● Required action: What is the count of lines in the records that include "JSON"? Reply with that number alone.

● Supplied records:
* * * * * * * * *
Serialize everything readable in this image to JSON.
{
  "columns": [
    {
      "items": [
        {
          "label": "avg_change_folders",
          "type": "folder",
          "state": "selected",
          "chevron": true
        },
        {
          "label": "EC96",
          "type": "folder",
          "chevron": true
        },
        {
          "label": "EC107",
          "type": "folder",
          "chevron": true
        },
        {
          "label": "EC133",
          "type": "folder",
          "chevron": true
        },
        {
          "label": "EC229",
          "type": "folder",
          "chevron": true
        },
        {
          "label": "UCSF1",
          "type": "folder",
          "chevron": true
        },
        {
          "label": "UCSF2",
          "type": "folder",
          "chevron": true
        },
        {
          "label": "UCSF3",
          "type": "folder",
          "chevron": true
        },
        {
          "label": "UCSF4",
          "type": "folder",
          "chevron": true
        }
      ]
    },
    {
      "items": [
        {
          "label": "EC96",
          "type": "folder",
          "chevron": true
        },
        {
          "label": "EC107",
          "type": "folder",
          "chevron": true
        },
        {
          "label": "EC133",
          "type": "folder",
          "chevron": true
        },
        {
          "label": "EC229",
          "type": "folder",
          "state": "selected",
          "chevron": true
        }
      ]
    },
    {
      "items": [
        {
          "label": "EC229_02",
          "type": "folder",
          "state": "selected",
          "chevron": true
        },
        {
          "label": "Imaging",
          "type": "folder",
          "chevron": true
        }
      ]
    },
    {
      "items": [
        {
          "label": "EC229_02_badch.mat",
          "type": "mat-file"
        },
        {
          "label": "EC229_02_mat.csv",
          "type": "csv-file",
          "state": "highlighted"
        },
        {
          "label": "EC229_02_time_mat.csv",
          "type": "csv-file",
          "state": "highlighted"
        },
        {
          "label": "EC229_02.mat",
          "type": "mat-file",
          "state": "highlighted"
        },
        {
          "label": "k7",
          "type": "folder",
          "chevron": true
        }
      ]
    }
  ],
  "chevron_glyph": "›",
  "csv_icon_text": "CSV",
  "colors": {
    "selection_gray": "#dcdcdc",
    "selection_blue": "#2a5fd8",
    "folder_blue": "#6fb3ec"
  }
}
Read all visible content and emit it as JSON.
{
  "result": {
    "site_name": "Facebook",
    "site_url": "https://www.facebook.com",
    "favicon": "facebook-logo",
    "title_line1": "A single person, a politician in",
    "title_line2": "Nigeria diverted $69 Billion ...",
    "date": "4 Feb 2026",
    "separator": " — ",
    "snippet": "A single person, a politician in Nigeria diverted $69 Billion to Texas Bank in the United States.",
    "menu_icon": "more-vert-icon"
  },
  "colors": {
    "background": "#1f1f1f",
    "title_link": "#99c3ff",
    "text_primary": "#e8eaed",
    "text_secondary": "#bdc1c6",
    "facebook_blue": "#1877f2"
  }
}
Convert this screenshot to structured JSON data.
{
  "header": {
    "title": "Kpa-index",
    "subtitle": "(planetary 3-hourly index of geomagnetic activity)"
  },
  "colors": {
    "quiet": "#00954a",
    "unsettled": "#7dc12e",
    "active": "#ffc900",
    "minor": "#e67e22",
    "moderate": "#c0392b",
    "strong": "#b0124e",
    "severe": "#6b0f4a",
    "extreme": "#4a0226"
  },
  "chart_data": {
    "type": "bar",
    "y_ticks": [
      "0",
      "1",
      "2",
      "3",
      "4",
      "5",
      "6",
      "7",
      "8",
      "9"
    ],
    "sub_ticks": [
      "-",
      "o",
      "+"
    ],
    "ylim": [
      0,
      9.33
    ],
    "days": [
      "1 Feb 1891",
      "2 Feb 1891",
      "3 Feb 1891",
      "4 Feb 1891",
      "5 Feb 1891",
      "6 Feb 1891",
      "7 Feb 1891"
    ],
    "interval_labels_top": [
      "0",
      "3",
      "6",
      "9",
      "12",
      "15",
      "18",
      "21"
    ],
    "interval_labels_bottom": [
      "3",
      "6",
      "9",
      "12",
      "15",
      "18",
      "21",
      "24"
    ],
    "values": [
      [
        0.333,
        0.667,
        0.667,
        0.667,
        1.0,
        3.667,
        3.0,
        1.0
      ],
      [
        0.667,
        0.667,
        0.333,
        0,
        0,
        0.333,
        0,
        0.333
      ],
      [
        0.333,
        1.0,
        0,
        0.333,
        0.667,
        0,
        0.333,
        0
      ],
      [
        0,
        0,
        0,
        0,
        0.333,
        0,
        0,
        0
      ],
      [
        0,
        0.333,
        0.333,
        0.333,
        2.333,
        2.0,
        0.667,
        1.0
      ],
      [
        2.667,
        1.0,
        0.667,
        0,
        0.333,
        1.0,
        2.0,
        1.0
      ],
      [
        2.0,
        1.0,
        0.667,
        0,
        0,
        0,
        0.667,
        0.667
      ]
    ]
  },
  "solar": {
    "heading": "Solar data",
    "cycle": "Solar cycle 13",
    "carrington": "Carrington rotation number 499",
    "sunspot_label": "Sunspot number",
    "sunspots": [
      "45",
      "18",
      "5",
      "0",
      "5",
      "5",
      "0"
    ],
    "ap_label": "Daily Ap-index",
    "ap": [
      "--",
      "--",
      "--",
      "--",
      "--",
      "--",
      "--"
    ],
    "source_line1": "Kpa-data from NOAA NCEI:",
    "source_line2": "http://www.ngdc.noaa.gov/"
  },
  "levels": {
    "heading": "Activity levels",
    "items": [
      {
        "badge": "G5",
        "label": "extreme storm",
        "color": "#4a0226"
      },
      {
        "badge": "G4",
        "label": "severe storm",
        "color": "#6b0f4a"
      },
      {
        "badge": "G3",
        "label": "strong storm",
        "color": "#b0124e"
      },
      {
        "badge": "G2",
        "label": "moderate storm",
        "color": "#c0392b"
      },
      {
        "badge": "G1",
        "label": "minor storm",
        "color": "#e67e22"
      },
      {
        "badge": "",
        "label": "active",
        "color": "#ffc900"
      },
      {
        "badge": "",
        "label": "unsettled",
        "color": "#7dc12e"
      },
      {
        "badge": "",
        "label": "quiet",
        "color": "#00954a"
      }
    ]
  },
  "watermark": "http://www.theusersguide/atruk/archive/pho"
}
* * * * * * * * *
● Result of the exercise: 3